TASK ITEM » Find every line below with the word "chart" in it, and copy each one.

DATA LISTING »
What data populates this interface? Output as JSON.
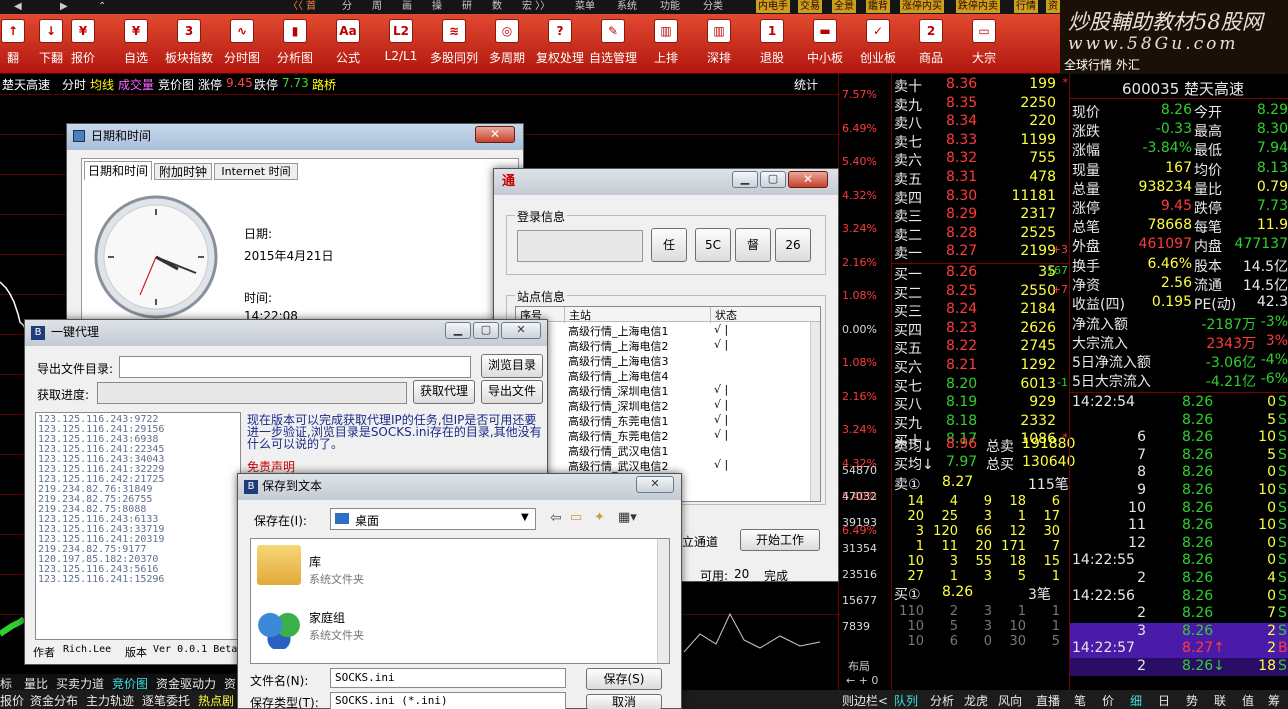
{
  "topstrip": {
    "items": [
      "〈〈 首",
      "分",
      "周",
      "画",
      "操",
      "研",
      "数",
      "宏 〉〉",
      "菜单",
      "系统",
      "功能",
      "分类"
    ],
    "tags": [
      "内电手",
      "交易",
      "全景",
      "鑑背",
      "涨停内买",
      "跌停内卖",
      "行情",
      "资"
    ]
  },
  "toolbar": {
    "buttons": [
      {
        "label": "翻",
        "icon": "arrow-up-icon"
      },
      {
        "label": "下翻",
        "icon": "arrow-down-icon"
      },
      {
        "label": "报价",
        "icon": "yen-icon"
      },
      {
        "label": "自选",
        "icon": "star-yen-icon"
      },
      {
        "label": "板块指数",
        "icon": "calendar-3-icon"
      },
      {
        "label": "分时图",
        "icon": "line-chart-icon"
      },
      {
        "label": "分析图",
        "icon": "candle-icon"
      },
      {
        "label": "公式",
        "icon": "formula-icon"
      },
      {
        "label": "L2/L1",
        "icon": "l2-icon"
      },
      {
        "label": "多股同列",
        "icon": "multi-chart-icon"
      },
      {
        "label": "多周期",
        "icon": "period-icon"
      },
      {
        "label": "复权处理",
        "icon": "adjust-icon"
      },
      {
        "label": "自选管理",
        "icon": "manage-icon"
      },
      {
        "label": "上排",
        "icon": "bars-icon"
      },
      {
        "label": "深排",
        "icon": "bars2-icon"
      },
      {
        "label": "退股",
        "icon": "calendar-1-icon"
      },
      {
        "label": "中小板",
        "icon": "panel-icon"
      },
      {
        "label": "创业板",
        "icon": "board-icon"
      },
      {
        "label": "商品",
        "icon": "calendar-2-icon"
      },
      {
        "label": "大宗",
        "icon": "folder-icon"
      }
    ],
    "ic_text": [
      "↑",
      "↓",
      "¥",
      "¥",
      "3",
      "∿",
      "▮",
      "Aa",
      "L2",
      "≋",
      "◎",
      "?",
      "✎",
      "▥",
      "▥",
      "1",
      "▬",
      "✓",
      "2",
      "▭"
    ]
  },
  "logo": {
    "line1": "炒股輔助教材58股网",
    "line2": "www.58Gu.com",
    "line3": "全球行情    外汇"
  },
  "chart": {
    "header": {
      "stock": "楚天高速",
      "t1": "分时",
      "t2": "均线",
      "t3": "成交量",
      "t4": "竞价图",
      "t5": "涨停",
      "zt": "9.45",
      "t6": "跌停",
      "dt": "7.73",
      "t7": "路桥",
      "tj": "统计"
    },
    "pcts": [
      "7.57%",
      "6.49%",
      "5.40%",
      "4.32%",
      "3.24%",
      "2.16%",
      "1.08%",
      "0.00%",
      "1.08%",
      "2.16%",
      "3.24%",
      "4.32%",
      "5.40%",
      "6.49%"
    ],
    "vols": [
      "54870",
      "47032",
      "39193",
      "31354",
      "23516",
      "15677",
      "7839"
    ],
    "bottom_labels": {
      "b": "布局",
      "nav": "← + 0"
    }
  },
  "book": {
    "sell": [
      {
        "l": "卖十",
        "p": "8.36",
        "v": "199",
        "f": "*"
      },
      {
        "l": "卖九",
        "p": "8.35",
        "v": "2250",
        "f": ""
      },
      {
        "l": "卖八",
        "p": "8.34",
        "v": "220",
        "f": ""
      },
      {
        "l": "卖七",
        "p": "8.33",
        "v": "1199",
        "f": ""
      },
      {
        "l": "卖六",
        "p": "8.32",
        "v": "755",
        "f": ""
      },
      {
        "l": "卖五",
        "p": "8.31",
        "v": "478",
        "f": ""
      },
      {
        "l": "卖四",
        "p": "8.30",
        "v": "11181",
        "f": ""
      },
      {
        "l": "卖三",
        "p": "8.29",
        "v": "2317",
        "f": ""
      },
      {
        "l": "卖二",
        "p": "8.28",
        "v": "2525",
        "f": ""
      },
      {
        "l": "卖一",
        "p": "8.27",
        "v": "2199",
        "f": "+3"
      }
    ],
    "buy": [
      {
        "l": "买一",
        "p": "8.26",
        "v": "35",
        "f": "-167"
      },
      {
        "l": "买二",
        "p": "8.25",
        "v": "2550",
        "f": "+7"
      },
      {
        "l": "买三",
        "p": "8.24",
        "v": "2184",
        "f": ""
      },
      {
        "l": "买四",
        "p": "8.23",
        "v": "2626",
        "f": ""
      },
      {
        "l": "买五",
        "p": "8.22",
        "v": "2745",
        "f": ""
      },
      {
        "l": "买六",
        "p": "8.21",
        "v": "1292",
        "f": ""
      },
      {
        "l": "买七",
        "p": "8.20",
        "v": "6013",
        "f": "-1"
      },
      {
        "l": "买八",
        "p": "8.19",
        "v": "929",
        "f": ""
      },
      {
        "l": "买九",
        "p": "8.18",
        "v": "2332",
        "f": ""
      },
      {
        "l": "买十",
        "p": "8.17",
        "v": "1086",
        "f": "*"
      }
    ],
    "avg_sell": {
      "l": "卖均↓",
      "p": "8.96",
      "l2": "总卖",
      "v": "191880"
    },
    "avg_buy": {
      "l": "买均↓",
      "p": "7.97",
      "l2": "总买",
      "v": "130640"
    },
    "sell1": {
      "l": "卖①",
      "p": "8.27",
      "v": "115笔"
    },
    "sell_grid": [
      [
        "14",
        "4",
        "9",
        "18",
        "6"
      ],
      [
        "20",
        "25",
        "3",
        "1",
        "17"
      ],
      [
        "3",
        "120",
        "66",
        "12",
        "30"
      ],
      [
        "1",
        "11",
        "20",
        "171",
        "7"
      ],
      [
        "10",
        "3",
        "55",
        "18",
        "15"
      ],
      [
        "27",
        "1",
        "3",
        "5",
        "1"
      ]
    ],
    "buy1": {
      "l": "买①",
      "p": "8.26",
      "v": "3笔"
    },
    "buy_grid": [
      [
        "110",
        "2",
        "3",
        "1",
        "1"
      ],
      [
        "10",
        "5",
        "3",
        "10",
        "1"
      ],
      [
        "10",
        "6",
        "0",
        "30",
        "5"
      ]
    ]
  },
  "info": {
    "title": "600035 楚天高速",
    "rows": [
      {
        "a": "现价",
        "b": "8.26",
        "c": "今开",
        "d": "8.29"
      },
      {
        "a": "涨跌",
        "b": "-0.33",
        "c": "最高",
        "d": "8.30"
      },
      {
        "a": "涨幅",
        "b": "-3.84%",
        "c": "最低",
        "d": "7.94"
      },
      {
        "a": "现量",
        "b": "167",
        "c": "均价",
        "d": "8.13"
      },
      {
        "a": "总量",
        "b": "938234",
        "c": "量比",
        "d": "0.79"
      },
      {
        "a": "涨停",
        "b": "9.45",
        "c": "跌停",
        "d": "7.73"
      },
      {
        "a": "总笔",
        "b": "78668",
        "c": "每笔",
        "d": "11.9"
      },
      {
        "a": "外盘",
        "b": "461097",
        "c": "内盘",
        "d": "477137"
      },
      {
        "a": "换手",
        "b": "6.46%",
        "c": "股本",
        "d": "14.5亿"
      },
      {
        "a": "净资",
        "b": "2.56",
        "c": "流通",
        "d": "14.5亿"
      },
      {
        "a": "收益(四)",
        "b": "0.195",
        "c": "PE(动)",
        "d": "42.3"
      }
    ],
    "flows": [
      {
        "a": "净流入额",
        "b": "-2187万",
        "c": "-3%"
      },
      {
        "a": "大宗流入",
        "b": "2343万",
        "c": "3%"
      },
      {
        "a": "5日净流入额",
        "b": "-3.06亿",
        "c": "-4%"
      },
      {
        "a": "5日大宗流入",
        "b": "-4.21亿",
        "c": "-6%"
      }
    ],
    "ticks": [
      {
        "t": "14:22:54",
        "p": "8.26",
        "v": "0",
        "d": "S"
      },
      {
        "t": "",
        "p": "8.26",
        "v": "5",
        "d": "S"
      },
      {
        "t": "6",
        "p": "8.26",
        "v": "10",
        "d": "S"
      },
      {
        "t": "7",
        "p": "8.26",
        "v": "5",
        "d": "S"
      },
      {
        "t": "8",
        "p": "8.26",
        "v": "0",
        "d": "S"
      },
      {
        "t": "9",
        "p": "8.26",
        "v": "10",
        "d": "S"
      },
      {
        "t": "10",
        "p": "8.26",
        "v": "0",
        "d": "S"
      },
      {
        "t": "11",
        "p": "8.26",
        "v": "10",
        "d": "S"
      },
      {
        "t": "12",
        "p": "8.26",
        "v": "0",
        "d": "S"
      },
      {
        "t": "14:22:55",
        "p": "8.26",
        "v": "0",
        "d": "S"
      },
      {
        "t": "2",
        "p": "8.26",
        "v": "4",
        "d": "S"
      },
      {
        "t": "14:22:56",
        "p": "8.26",
        "v": "0",
        "d": "S"
      },
      {
        "t": "2",
        "p": "8.26",
        "v": "7",
        "d": "S"
      },
      {
        "t": "3",
        "p": "8.26",
        "v": "2",
        "d": "S"
      },
      {
        "t": "14:22:57",
        "p": "8.27↑",
        "v": "2",
        "d": "B"
      },
      {
        "t": "2",
        "p": "8.26↓",
        "v": "18",
        "d": "S"
      }
    ]
  },
  "bottombar": {
    "row1": [
      "标",
      "量比",
      "买卖力道",
      "竞价图",
      "资金驱动力",
      "资"
    ],
    "row2": [
      "报价",
      "资金分布",
      "主力轨迹",
      "逐笔委托",
      "热点剧"
    ],
    "right": [
      "则边栏<",
      "队列",
      "分析",
      "龙虎",
      "风向",
      "直播",
      "笔",
      "价",
      "细",
      "日",
      "势",
      "联",
      "值",
      "筹"
    ]
  },
  "datetime_win": {
    "title": "日期和时间",
    "tabs": [
      "日期和时间",
      "附加时钟",
      "Internet 时间"
    ],
    "date_label": "日期:",
    "date": "2015年4月21日",
    "time_label": "时间:",
    "time": "14:22:08"
  },
  "login_win": {
    "group1": "登录信息",
    "btns": [
      "任",
      "5C",
      "督",
      "26"
    ],
    "group2": "站点信息",
    "cols": [
      "序号",
      "主站",
      "状态"
    ],
    "sites": [
      {
        "n": "高级行情_上海电信1",
        "s": "√ |"
      },
      {
        "n": "高级行情_上海电信2",
        "s": "√ |"
      },
      {
        "n": "高级行情_上海电信3",
        "s": ""
      },
      {
        "n": "高级行情_上海电信4",
        "s": ""
      },
      {
        "n": "高级行情_深圳电信1",
        "s": "√ |"
      },
      {
        "n": "高级行情_深圳电信2",
        "s": "√ |"
      },
      {
        "n": "高级行情_东莞电信1",
        "s": "√ |"
      },
      {
        "n": "高级行情_东莞电信2",
        "s": "√ |"
      },
      {
        "n": "高级行情_武汉电信1",
        "s": ""
      },
      {
        "n": "高级行情_武汉电信2",
        "s": "√ |"
      }
    ],
    "channel": "立通道",
    "start": "开始工作",
    "avail_label": "可用:",
    "avail": "20",
    "status": "完成"
  },
  "proxy_win": {
    "title": "一键代理",
    "export_label": "导出文件目录:",
    "browse": "浏览目录",
    "progress_label": "获取进度:",
    "fetch": "获取代理",
    "export": "导出文件",
    "proxies": [
      "123.125.116.243:9722",
      "123.125.116.241:29156",
      "123.125.116.243:6938",
      "123.125.116.241:22345",
      "123.125.116.243:34043",
      "123.125.116.241:32229",
      "123.125.116.242:21725",
      "219.234.82.76:31849",
      "219.234.82.75:26755",
      "219.234.82.75:8088",
      "123.125.116.243:6133",
      "123.125.116.243:33719",
      "123.125.116.241:20319",
      "219.234.82.75:9177",
      "120.197.85.182:20370",
      "123.125.116.243:5616",
      "123.125.116.241:15296"
    ],
    "desc": "现在版本可以完成获取代理IP的任务,但IP是否可用还要进一步验证,浏览目录是SOCKS.ini存在的目录,其他没有什么可以说的了。",
    "disclaimer": "免责声明",
    "author_label": "作者",
    "author": "Rich.Lee",
    "ver_label": "版本",
    "ver": "Ver 0.0.1 Beta"
  },
  "save_win": {
    "title": "保存到文本",
    "savein_label": "保存在(I):",
    "savein": "桌面",
    "items": [
      {
        "name": "库",
        "type": "系统文件夹",
        "icon": "library-folder-icon"
      },
      {
        "name": "家庭组",
        "type": "系统文件夹",
        "icon": "homegroup-icon"
      }
    ],
    "filename_label": "文件名(N):",
    "filename": "SOCKS.ini",
    "filetype_label": "保存类型(T):",
    "filetype": "SOCKS.ini (*.ini)",
    "save": "保存(S)",
    "cancel": "取消"
  }
}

OUTPUT OF THE TASK »
        "icon": "line-chart-icon"
        "icon": "multi-chart-icon"
  "chart": {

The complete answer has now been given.